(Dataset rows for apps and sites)

[Start of section]

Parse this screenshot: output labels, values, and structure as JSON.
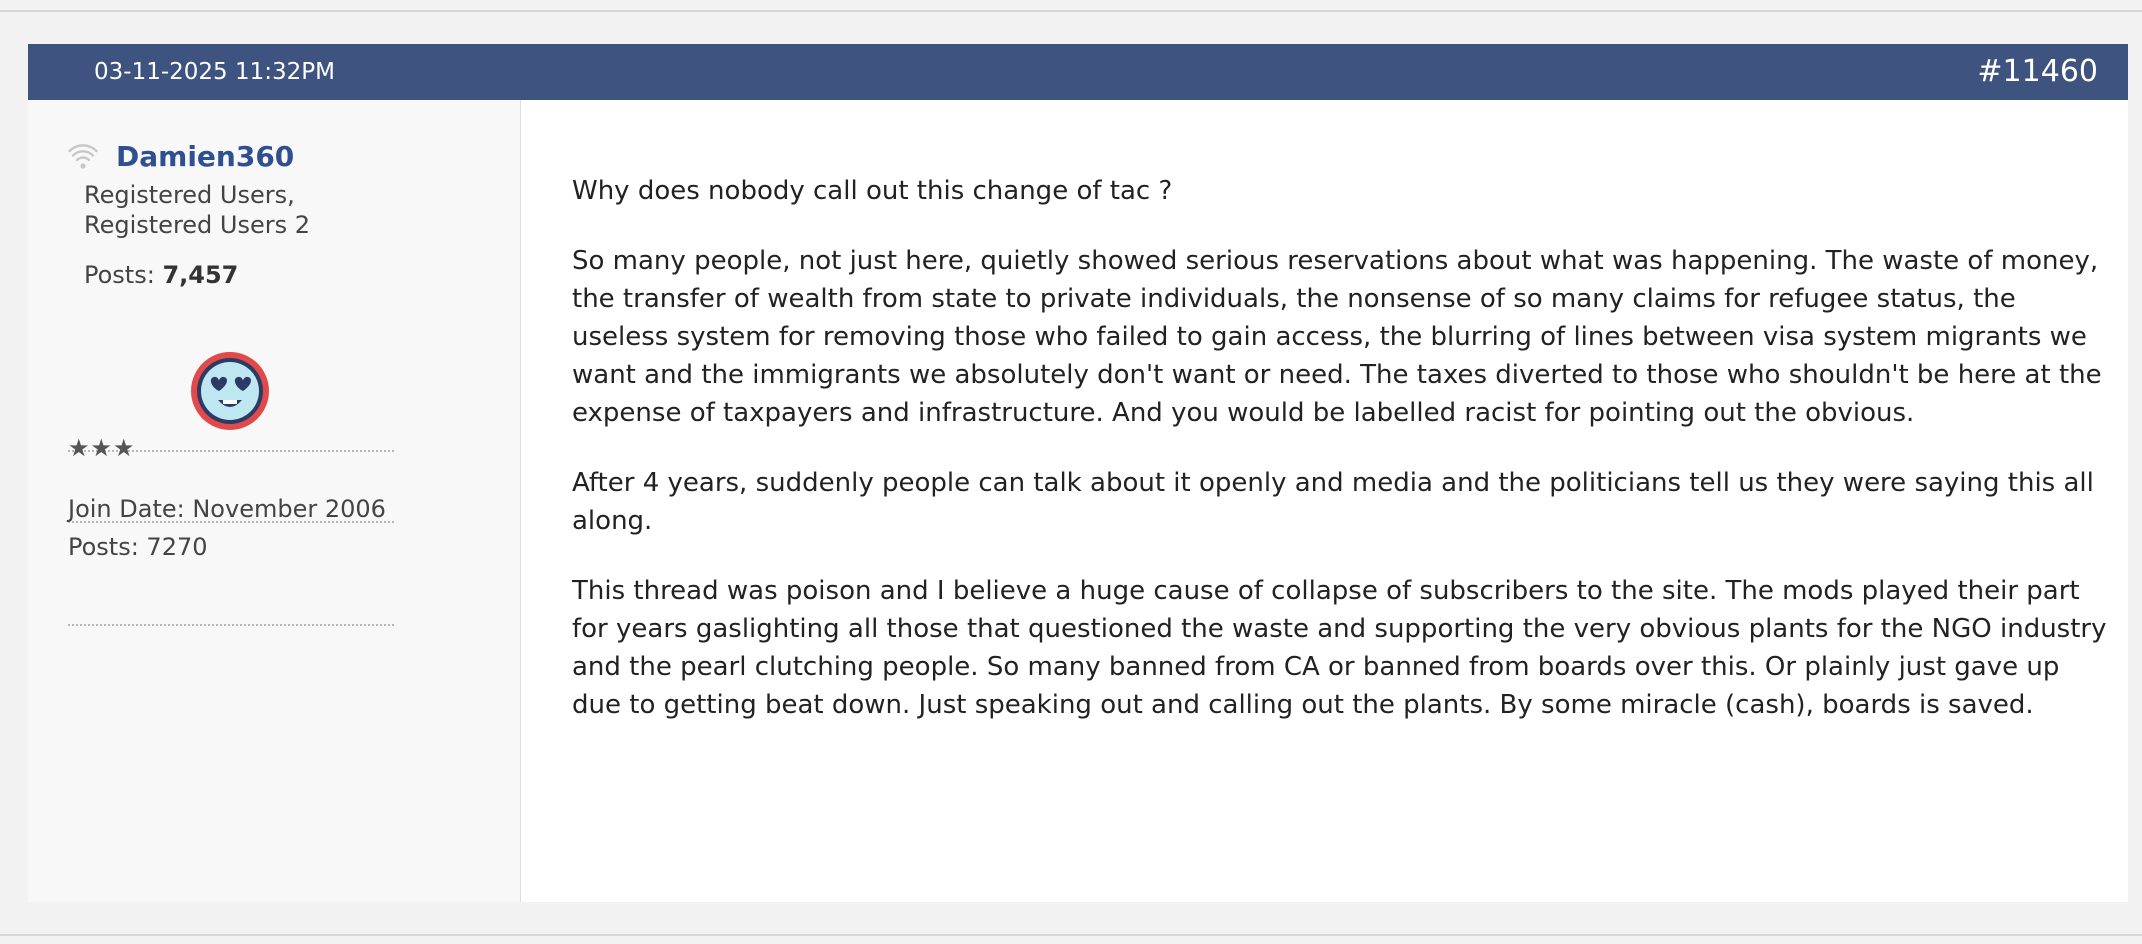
{
  "post": {
    "date": "03-11-2025 11:32PM",
    "number": "#11460",
    "header_color": "#3e5380"
  },
  "user": {
    "name": "Damien360",
    "groups": [
      "Registered Users,",
      "Registered Users 2"
    ],
    "posts_label": "Posts:",
    "posts_value": "7,457",
    "rank": "★★★",
    "join_date": "Join Date: November 2006",
    "post_count": "Posts: 7270",
    "name_color": "#2f4f90",
    "status_icon": "wifi-status-icon",
    "avatar_icon": "heart-eyes-emoji-icon"
  },
  "message": {
    "paragraphs": [
      "Why does nobody call out this change of tac ?",
      "So many people, not just here, quietly showed serious reservations about what was happening. The waste of money, the transfer of wealth from state to private individuals, the nonsense of so many claims for refugee status, the useless system for removing those who failed to gain access, the blurring of lines between visa system migrants we want and the immigrants we absolutely don't want or need. The taxes diverted to those who shouldn't be here at the expense of taxpayers and infrastructure. And you would be labelled racist for pointing out the obvious.",
      "After 4 years, suddenly people can talk about it openly and media and the politicians tell us they were saying this all along.",
      "This thread was poison and I believe a huge cause of collapse of subscribers to the site. The mods played their part for years gaslighting all those that questioned the waste and supporting the very obvious plants for the NGO industry and the pearl clutching people. So many banned from CA or banned from boards over this. Or plainly just gave up due to getting beat down. Just speaking out and calling out the plants. By some miracle (cash), boards is saved."
    ]
  }
}
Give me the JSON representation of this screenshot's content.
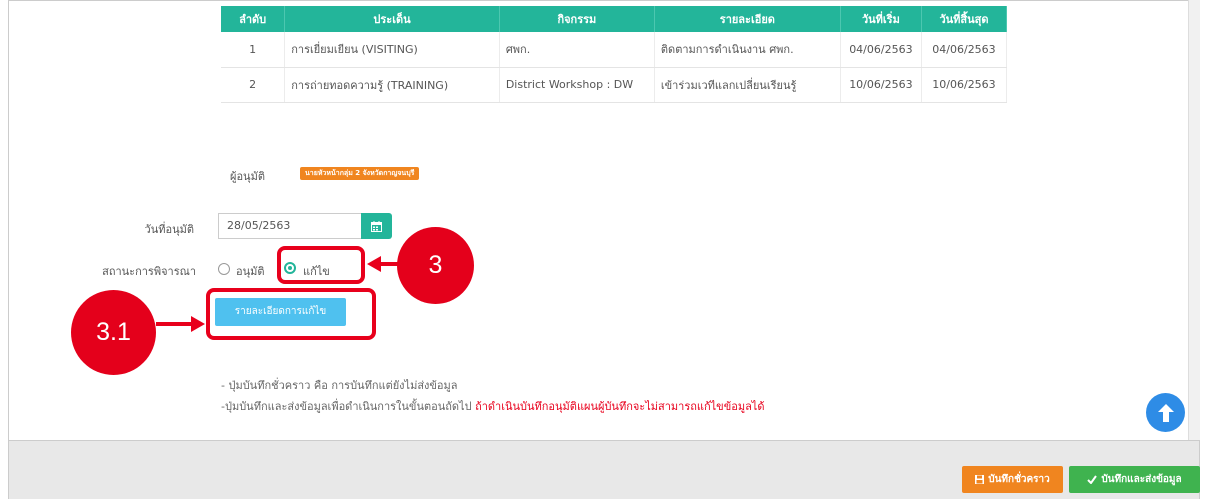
{
  "table": {
    "headers": [
      "ลำดับ",
      "ประเด็น",
      "กิจกรรม",
      "รายละเอียด",
      "วันที่เริ่ม",
      "วันที่สิ้นสุด"
    ],
    "rows": [
      [
        "1",
        "การเยี่ยมเยียน (VISITING)",
        "ศพก.",
        "ติดตามการดำเนินงาน ศพก.",
        "04/06/2563",
        "04/06/2563"
      ],
      [
        "2",
        "การถ่ายทอดความรู้ (TRAINING)",
        "District Workshop : DW",
        "เข้าร่วมเวทีแลกเปลี่ยนเรียนรู้",
        "10/06/2563",
        "10/06/2563"
      ]
    ]
  },
  "approver": {
    "label": "ผู้อนุมัติ",
    "badge": "นายหัวหน้ากลุ่ม 2 จังหวัดกาญจนบุรี"
  },
  "approval_date": {
    "label": "วันที่อนุมัติ",
    "value": "28/05/2563",
    "icon": "calendar-icon"
  },
  "status": {
    "label": "สถานะการพิจารณา",
    "options": [
      {
        "label": "อนุมัติ",
        "selected": false
      },
      {
        "label": "แก้ไข",
        "selected": true
      }
    ]
  },
  "detail_button": {
    "label": "รายละเอียดการแก้ไข"
  },
  "callouts": {
    "c3": "3",
    "c31": "3.1"
  },
  "notes": {
    "line1": "- ปุ่มบันทึกชั่วคราว คือ การบันทึกแต่ยังไม่ส่งข้อมูล",
    "line2_prefix": "-ปุ่มบันทึกและส่งข้อมูลเพื่อดำเนินการในขั้นตอนถัดไป ",
    "line2_warning": "ถ้าดำเนินบันทึกอนุมัติแผนผู้บันทึกจะไม่สามารถแก้ไขข้อมูลได้"
  },
  "footer": {
    "save_draft": "บันทึกชั่วคราว",
    "save_send": "บันทึกและส่งข้อมูล"
  },
  "colors": {
    "accent": "#23b59a",
    "warning": "#f0851f",
    "success": "#3fb34f",
    "annotation": "#e8001c"
  }
}
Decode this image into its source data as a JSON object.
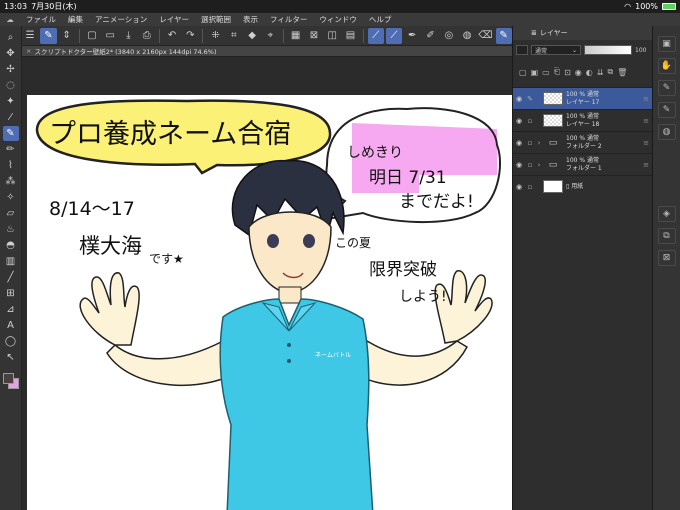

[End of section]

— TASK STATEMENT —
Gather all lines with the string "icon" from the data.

— OUTPUT OF THE EXERCISE —
    "status_icon": "wifi-status-icon",
    "avatar_icon": "heart-eyes-emoji-icon"
    "icon": "calendar-icon"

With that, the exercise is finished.